**ABOUT THIS TASK:**
Extract, from the records beneath this instruction, each line that contains the word "como".

Excerpts from an interface dataset:

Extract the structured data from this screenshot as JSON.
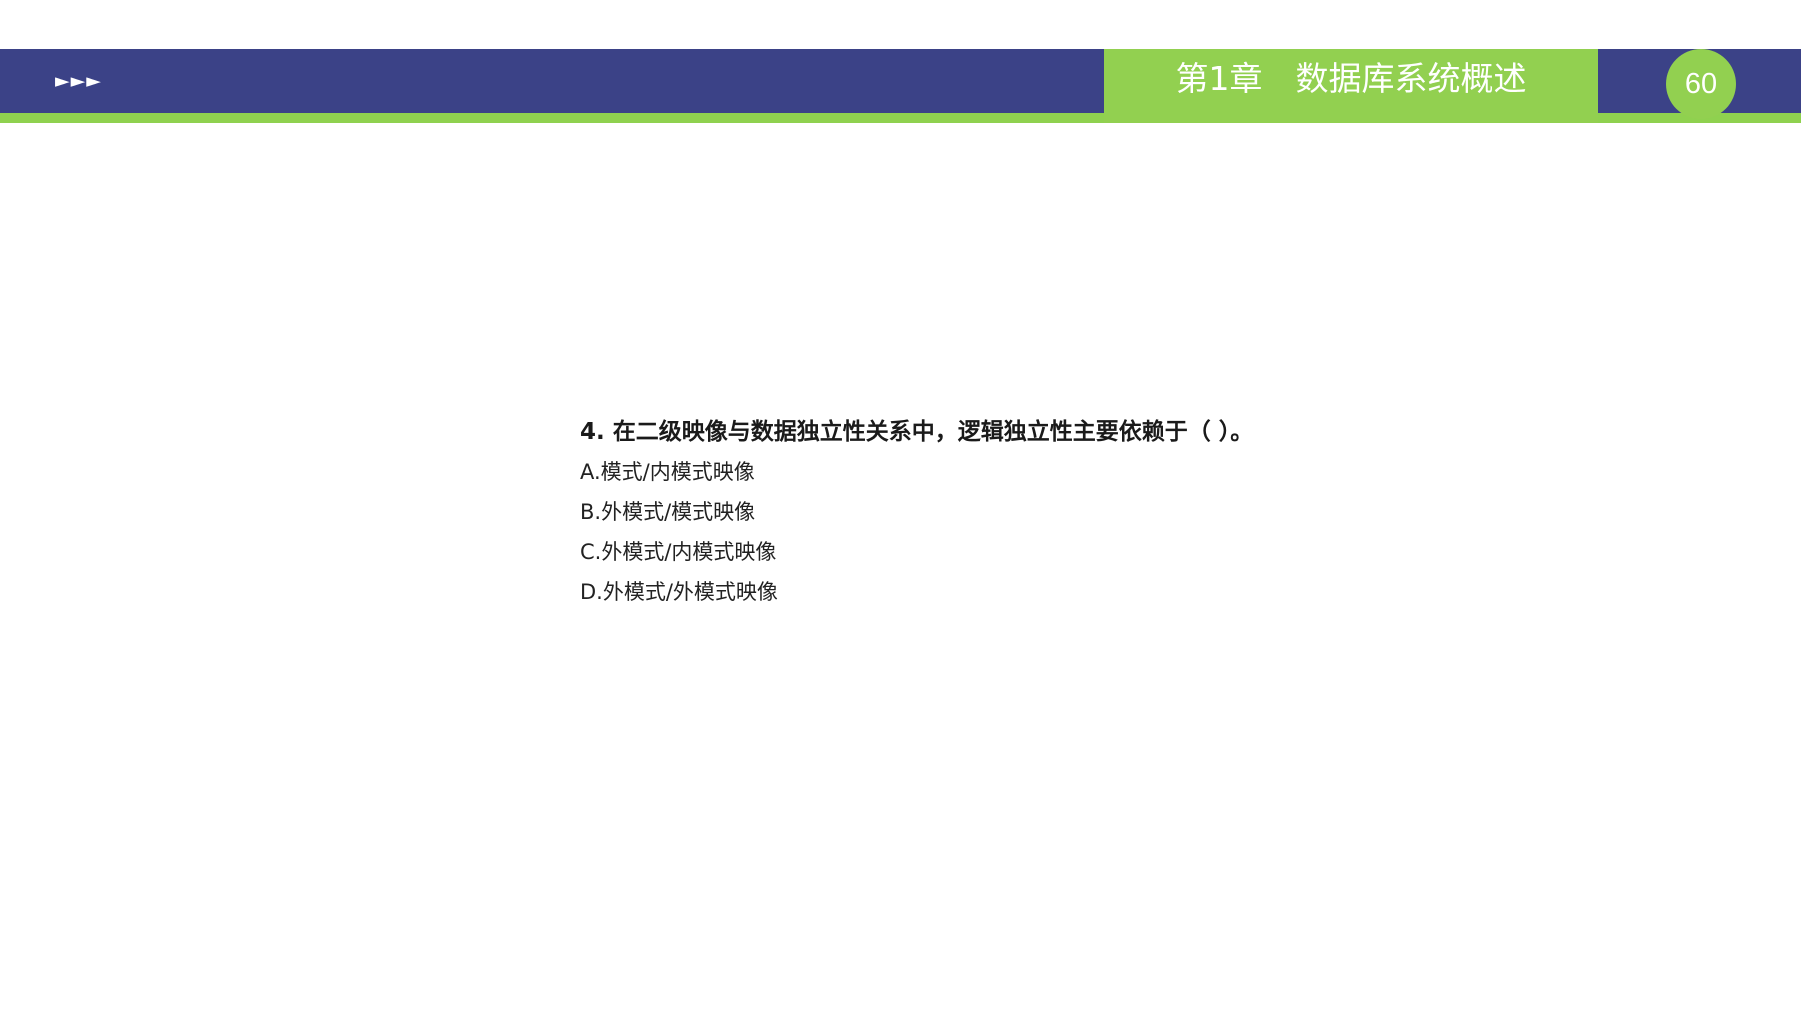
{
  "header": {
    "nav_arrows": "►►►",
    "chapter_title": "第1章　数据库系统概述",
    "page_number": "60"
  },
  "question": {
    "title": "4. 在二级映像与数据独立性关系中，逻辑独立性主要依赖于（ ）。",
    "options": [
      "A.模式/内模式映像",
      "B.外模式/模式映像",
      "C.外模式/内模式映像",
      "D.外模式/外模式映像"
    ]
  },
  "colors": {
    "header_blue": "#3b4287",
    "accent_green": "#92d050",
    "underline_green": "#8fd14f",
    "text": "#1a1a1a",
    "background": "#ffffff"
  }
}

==

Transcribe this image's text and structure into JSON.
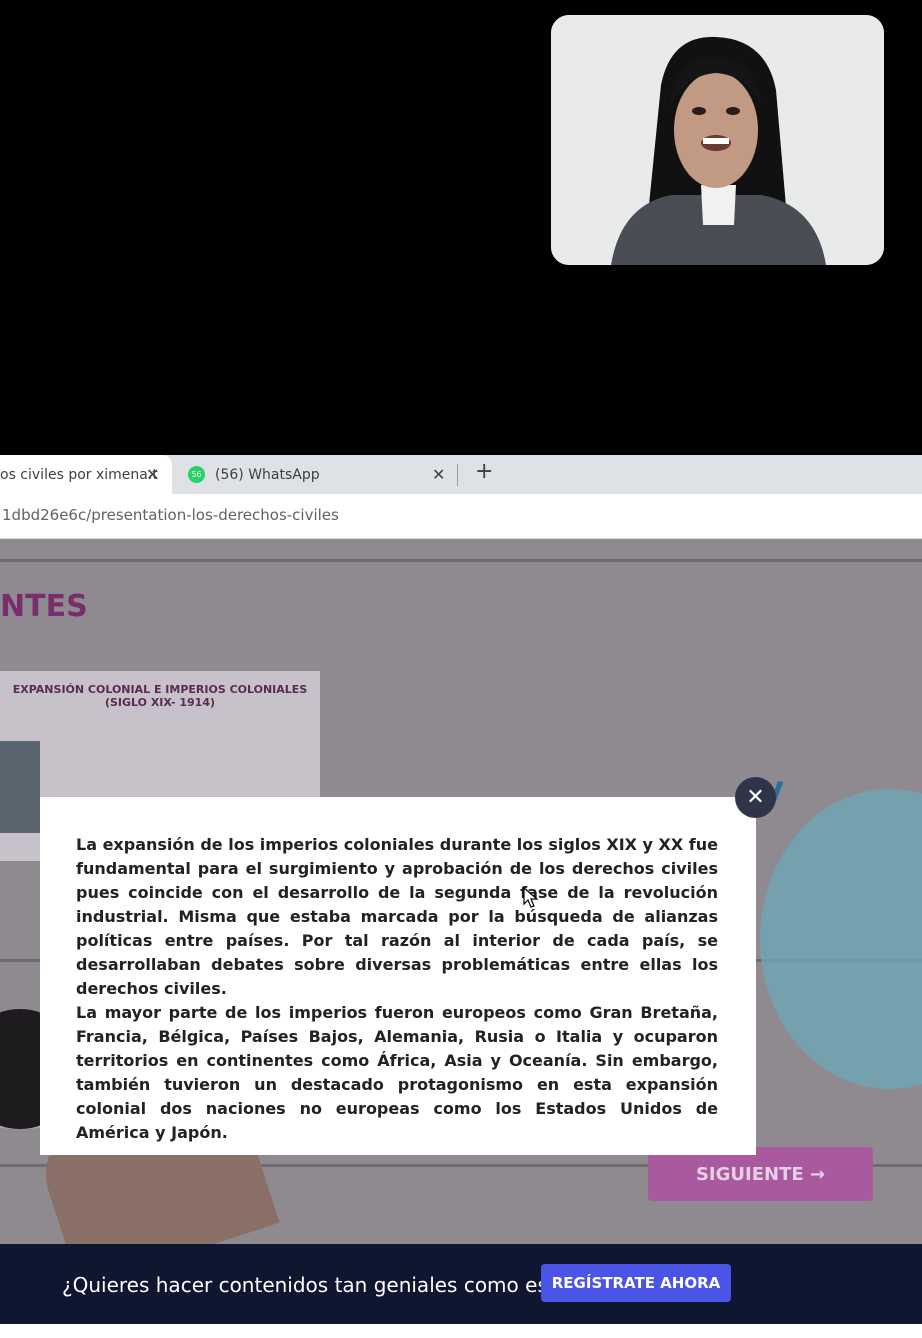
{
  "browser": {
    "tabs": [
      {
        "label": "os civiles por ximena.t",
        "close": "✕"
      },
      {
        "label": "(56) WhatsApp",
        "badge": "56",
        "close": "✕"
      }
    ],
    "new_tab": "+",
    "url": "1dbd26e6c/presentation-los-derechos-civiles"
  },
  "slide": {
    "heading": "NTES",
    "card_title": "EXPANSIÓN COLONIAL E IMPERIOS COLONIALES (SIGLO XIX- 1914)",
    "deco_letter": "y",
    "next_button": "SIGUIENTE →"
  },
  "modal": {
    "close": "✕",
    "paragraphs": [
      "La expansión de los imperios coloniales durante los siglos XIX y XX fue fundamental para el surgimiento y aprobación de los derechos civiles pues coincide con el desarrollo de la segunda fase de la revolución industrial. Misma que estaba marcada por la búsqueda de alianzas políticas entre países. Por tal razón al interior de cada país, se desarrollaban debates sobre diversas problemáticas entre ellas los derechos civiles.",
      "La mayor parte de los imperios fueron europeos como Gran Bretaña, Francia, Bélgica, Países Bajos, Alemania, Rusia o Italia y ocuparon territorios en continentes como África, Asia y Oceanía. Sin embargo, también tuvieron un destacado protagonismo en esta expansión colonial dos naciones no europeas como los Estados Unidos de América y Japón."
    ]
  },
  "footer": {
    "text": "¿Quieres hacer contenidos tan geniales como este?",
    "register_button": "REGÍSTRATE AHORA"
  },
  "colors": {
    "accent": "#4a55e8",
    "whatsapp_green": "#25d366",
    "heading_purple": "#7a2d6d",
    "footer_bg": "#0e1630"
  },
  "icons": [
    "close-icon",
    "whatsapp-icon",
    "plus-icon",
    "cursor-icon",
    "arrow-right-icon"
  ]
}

**WRITTEN REPLY:**
      "La mayor parte de los imperios fueron europeos como Gran Bretaña, Francia, Bélgica, Países Bajos, Alemania, Rusia o Italia y ocuparon territorios en continentes como África, Asia y Oceanía. Sin embargo, también tuvieron un destacado protagonismo en esta expansión colonial dos naciones no europeas como los Estados Unidos de América y Japón."
    "text": "¿Quieres hacer contenidos tan geniales como este?",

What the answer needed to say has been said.